Records from a dataset:
━━━━━━━━
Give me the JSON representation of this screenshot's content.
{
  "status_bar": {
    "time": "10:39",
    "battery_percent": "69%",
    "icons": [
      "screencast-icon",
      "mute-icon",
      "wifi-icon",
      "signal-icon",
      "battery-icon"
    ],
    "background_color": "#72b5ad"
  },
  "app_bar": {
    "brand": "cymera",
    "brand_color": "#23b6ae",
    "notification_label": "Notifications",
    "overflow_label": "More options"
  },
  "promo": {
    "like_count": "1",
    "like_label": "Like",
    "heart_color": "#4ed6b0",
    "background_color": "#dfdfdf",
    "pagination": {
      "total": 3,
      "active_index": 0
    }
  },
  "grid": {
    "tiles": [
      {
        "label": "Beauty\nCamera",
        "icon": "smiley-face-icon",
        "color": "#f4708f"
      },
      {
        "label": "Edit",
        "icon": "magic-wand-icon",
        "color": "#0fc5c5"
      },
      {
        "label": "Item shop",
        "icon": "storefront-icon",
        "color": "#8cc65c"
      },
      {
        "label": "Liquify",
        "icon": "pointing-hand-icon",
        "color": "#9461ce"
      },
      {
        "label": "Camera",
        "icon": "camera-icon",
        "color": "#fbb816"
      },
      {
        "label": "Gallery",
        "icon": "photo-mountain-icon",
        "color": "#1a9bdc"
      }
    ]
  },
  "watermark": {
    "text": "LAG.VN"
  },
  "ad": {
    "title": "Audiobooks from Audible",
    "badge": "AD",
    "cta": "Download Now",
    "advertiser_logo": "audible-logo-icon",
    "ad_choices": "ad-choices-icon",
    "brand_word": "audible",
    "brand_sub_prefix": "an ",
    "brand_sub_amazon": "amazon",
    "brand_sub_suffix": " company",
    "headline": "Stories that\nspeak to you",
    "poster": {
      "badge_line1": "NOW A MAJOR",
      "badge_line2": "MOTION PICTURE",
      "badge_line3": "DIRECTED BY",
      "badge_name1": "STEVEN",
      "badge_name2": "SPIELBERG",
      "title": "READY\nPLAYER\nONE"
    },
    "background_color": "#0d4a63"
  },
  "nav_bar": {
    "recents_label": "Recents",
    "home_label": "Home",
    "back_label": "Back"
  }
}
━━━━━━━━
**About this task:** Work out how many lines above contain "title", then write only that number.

**Task output:** 2